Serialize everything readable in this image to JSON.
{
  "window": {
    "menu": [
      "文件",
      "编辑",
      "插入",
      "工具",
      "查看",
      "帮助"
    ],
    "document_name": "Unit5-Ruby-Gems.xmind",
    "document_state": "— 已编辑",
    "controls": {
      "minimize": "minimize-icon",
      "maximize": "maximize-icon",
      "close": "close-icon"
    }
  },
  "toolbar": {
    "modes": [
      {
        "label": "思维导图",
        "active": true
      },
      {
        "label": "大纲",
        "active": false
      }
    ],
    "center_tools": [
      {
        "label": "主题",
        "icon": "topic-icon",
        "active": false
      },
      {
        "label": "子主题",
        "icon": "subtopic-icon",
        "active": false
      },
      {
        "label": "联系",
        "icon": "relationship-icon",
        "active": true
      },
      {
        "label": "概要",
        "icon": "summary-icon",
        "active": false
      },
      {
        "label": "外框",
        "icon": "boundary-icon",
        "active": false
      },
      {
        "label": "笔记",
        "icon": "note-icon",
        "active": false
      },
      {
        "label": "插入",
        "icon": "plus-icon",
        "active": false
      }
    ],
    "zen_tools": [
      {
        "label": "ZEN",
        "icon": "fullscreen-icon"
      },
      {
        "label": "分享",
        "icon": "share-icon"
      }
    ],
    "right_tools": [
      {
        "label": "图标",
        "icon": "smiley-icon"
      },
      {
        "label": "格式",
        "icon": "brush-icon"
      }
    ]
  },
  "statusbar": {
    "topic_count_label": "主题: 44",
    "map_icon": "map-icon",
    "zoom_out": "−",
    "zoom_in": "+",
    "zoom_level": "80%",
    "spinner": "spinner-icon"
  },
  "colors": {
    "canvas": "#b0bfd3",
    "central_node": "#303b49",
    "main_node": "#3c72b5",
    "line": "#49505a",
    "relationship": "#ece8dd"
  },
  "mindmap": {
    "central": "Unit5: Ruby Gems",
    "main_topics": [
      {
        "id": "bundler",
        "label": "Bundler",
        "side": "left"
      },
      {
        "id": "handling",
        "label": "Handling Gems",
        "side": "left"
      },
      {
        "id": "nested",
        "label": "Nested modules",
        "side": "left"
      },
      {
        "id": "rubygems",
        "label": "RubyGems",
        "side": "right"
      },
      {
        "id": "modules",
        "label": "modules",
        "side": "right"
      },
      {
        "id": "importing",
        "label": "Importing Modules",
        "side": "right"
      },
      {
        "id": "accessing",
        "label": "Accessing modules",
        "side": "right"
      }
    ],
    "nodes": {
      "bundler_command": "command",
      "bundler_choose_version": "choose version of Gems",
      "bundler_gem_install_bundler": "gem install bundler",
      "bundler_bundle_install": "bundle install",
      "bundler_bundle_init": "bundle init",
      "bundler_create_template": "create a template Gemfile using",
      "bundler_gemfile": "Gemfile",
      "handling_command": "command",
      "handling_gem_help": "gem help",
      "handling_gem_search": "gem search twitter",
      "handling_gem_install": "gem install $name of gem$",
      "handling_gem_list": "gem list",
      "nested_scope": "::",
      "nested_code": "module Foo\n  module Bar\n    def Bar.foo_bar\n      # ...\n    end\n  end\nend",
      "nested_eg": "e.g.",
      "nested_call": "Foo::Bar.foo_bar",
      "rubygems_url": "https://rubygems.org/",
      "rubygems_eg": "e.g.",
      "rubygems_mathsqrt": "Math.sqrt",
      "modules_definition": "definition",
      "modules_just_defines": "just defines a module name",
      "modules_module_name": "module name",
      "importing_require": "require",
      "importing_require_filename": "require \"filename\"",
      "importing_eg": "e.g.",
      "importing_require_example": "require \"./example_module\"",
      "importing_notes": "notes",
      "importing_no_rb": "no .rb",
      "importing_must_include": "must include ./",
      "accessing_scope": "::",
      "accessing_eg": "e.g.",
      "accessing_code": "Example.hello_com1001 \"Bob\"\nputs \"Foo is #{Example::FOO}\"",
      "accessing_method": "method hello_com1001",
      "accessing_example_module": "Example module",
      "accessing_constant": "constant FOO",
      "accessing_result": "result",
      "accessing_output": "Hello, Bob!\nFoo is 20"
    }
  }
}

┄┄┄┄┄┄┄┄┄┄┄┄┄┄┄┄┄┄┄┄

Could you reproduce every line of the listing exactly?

Serialize everything readable in this image to JSON.
{
  "window": {
    "menu": [
      "文件",
      "编辑",
      "插入",
      "工具",
      "查看",
      "帮助"
    ],
    "document_name": "Unit5-Ruby-Gems.xmind",
    "document_state": "— 已编辑",
    "controls": {
      "minimize": "minimize-icon",
      "maximize": "maximize-icon",
      "close": "close-icon"
    }
  },
  "toolbar": {
    "modes": [
      {
        "label": "思维导图",
        "active": true
      },
      {
        "label": "大纲",
        "active": false
      }
    ],
    "center_tools": [
      {
        "label": "主题",
        "icon": "topic-icon",
        "active": false
      },
      {
        "label": "子主题",
        "icon": "subtopic-icon",
        "active": false
      },
      {
        "label": "联系",
        "icon": "relationship-icon",
        "active": true
      },
      {
        "label": "概要",
        "icon": "summary-icon",
        "active": false
      },
      {
        "label": "外框",
        "icon": "boundary-icon",
        "active": false
      },
      {
        "label": "笔记",
        "icon": "note-icon",
        "active": false
      },
      {
        "label": "插入",
        "icon": "plus-icon",
        "active": false
      }
    ],
    "zen_tools": [
      {
        "label": "ZEN",
        "icon": "fullscreen-icon"
      },
      {
        "label": "分享",
        "icon": "share-icon"
      }
    ],
    "right_tools": [
      {
        "label": "图标",
        "icon": "smiley-icon"
      },
      {
        "label": "格式",
        "icon": "brush-icon"
      }
    ]
  },
  "statusbar": {
    "topic_count_label": "主题: 44",
    "map_icon": "map-icon",
    "zoom_out": "−",
    "zoom_in": "+",
    "zoom_level": "80%",
    "spinner": "spinner-icon"
  },
  "colors": {
    "canvas": "#b0bfd3",
    "central_node": "#303b49",
    "main_node": "#3c72b5",
    "line": "#49505a",
    "relationship": "#ece8dd"
  },
  "mindmap": {
    "central": "Unit5: Ruby Gems",
    "main_topics": [
      {
        "id": "bundler",
        "label": "Bundler",
        "side": "left"
      },
      {
        "id": "handling",
        "label": "Handling Gems",
        "side": "left"
      },
      {
        "id": "nested",
        "label": "Nested modules",
        "side": "left"
      },
      {
        "id": "rubygems",
        "label": "RubyGems",
        "side": "right"
      },
      {
        "id": "modules",
        "label": "modules",
        "side": "right"
      },
      {
        "id": "importing",
        "label": "Importing Modules",
        "side": "right"
      },
      {
        "id": "accessing",
        "label": "Accessing modules",
        "side": "right"
      }
    ],
    "nodes": {
      "bundler_command": "command",
      "bundler_choose_version": "choose version of Gems",
      "bundler_gem_install_bundler": "gem install bundler",
      "bundler_bundle_install": "bundle install",
      "bundler_bundle_init": "bundle init",
      "bundler_create_template": "create a template Gemfile using",
      "bundler_gemfile": "Gemfile",
      "handling_command": "command",
      "handling_gem_help": "gem help",
      "handling_gem_search": "gem search twitter",
      "handling_gem_install": "gem install $name of gem$",
      "handling_gem_list": "gem list",
      "nested_scope": "::",
      "nested_code": "module Foo\n  module Bar\n    def Bar.foo_bar\n      # ...\n    end\n  end\nend",
      "nested_eg": "e.g.",
      "nested_call": "Foo::Bar.foo_bar",
      "rubygems_url": "https://rubygems.org/",
      "rubygems_eg": "e.g.",
      "rubygems_mathsqrt": "Math.sqrt",
      "modules_definition": "definition",
      "modules_just_defines": "just defines a module name",
      "modules_module_name": "module name",
      "importing_require": "require",
      "importing_require_filename": "require \"filename\"",
      "importing_eg": "e.g.",
      "importing_require_example": "require \"./example_module\"",
      "importing_notes": "notes",
      "importing_no_rb": "no .rb",
      "importing_must_include": "must include ./",
      "accessing_scope": "::",
      "accessing_eg": "e.g.",
      "accessing_code": "Example.hello_com1001 \"Bob\"\nputs \"Foo is #{Example::FOO}\"",
      "accessing_method": "method hello_com1001",
      "accessing_example_module": "Example module",
      "accessing_constant": "constant FOO",
      "accessing_result": "result",
      "accessing_output": "Hello, Bob!\nFoo is 20"
    }
  }
}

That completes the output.